Exercise objective — In the entries below, count each line holding the word "Engineering". Answer with the total alone.

┄┄┄┄┄┄

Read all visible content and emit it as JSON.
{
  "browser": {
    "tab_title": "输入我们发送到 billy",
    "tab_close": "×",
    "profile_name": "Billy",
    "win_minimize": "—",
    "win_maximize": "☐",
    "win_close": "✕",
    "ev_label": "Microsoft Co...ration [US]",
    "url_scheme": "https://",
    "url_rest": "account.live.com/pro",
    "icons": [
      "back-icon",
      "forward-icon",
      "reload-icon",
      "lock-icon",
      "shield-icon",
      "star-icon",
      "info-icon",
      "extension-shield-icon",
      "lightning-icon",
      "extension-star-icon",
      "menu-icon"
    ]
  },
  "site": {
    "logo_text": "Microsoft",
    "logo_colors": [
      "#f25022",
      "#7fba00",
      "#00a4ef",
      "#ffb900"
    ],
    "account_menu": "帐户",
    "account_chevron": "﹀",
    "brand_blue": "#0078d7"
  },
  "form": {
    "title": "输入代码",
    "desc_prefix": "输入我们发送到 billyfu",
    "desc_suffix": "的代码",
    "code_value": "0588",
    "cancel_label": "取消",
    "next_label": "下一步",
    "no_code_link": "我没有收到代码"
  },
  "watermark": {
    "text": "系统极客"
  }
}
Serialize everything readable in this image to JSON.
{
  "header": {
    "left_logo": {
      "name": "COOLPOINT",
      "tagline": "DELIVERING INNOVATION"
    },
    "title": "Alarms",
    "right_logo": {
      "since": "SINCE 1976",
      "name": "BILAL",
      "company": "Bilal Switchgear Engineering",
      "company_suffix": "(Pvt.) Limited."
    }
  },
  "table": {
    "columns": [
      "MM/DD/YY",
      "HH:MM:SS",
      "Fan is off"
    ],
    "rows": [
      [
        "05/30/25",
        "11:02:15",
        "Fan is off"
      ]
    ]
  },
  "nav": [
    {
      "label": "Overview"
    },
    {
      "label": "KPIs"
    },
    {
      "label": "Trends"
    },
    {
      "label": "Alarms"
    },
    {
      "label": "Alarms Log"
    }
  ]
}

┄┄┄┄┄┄

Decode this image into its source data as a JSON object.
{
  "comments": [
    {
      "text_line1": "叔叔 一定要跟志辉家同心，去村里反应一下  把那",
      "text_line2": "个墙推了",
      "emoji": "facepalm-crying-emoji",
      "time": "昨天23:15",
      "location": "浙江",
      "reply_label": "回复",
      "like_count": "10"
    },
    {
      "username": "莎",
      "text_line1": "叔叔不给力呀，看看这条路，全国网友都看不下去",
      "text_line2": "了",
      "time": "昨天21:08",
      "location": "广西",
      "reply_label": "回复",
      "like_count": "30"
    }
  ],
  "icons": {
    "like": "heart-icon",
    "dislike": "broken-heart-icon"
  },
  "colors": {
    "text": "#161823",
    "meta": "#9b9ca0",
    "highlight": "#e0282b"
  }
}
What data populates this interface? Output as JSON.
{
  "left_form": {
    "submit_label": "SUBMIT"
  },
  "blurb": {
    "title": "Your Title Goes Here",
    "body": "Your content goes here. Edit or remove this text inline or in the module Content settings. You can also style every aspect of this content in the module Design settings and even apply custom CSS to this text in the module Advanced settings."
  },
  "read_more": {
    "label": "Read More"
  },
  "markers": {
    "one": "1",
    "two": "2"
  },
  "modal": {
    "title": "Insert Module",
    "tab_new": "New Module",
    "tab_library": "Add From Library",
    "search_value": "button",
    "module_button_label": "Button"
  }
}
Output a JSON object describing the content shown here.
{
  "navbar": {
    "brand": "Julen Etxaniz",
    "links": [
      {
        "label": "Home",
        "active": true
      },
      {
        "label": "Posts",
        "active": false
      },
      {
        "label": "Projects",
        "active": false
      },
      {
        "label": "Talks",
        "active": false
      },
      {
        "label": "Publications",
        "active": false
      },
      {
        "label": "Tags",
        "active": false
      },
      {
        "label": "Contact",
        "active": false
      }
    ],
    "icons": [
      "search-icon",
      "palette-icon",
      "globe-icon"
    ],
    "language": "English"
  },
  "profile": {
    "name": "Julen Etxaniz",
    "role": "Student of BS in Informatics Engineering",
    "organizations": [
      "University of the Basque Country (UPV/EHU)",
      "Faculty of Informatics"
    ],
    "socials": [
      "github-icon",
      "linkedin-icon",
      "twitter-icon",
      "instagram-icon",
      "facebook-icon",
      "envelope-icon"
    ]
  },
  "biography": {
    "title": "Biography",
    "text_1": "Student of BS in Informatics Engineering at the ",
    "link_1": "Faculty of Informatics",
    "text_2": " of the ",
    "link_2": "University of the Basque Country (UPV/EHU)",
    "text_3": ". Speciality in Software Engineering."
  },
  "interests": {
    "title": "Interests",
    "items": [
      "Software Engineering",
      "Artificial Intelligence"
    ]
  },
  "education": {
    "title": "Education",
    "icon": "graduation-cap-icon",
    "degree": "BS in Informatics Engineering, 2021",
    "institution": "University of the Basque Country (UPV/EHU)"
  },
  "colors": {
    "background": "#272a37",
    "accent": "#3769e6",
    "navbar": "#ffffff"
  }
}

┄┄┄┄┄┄

Written response — 6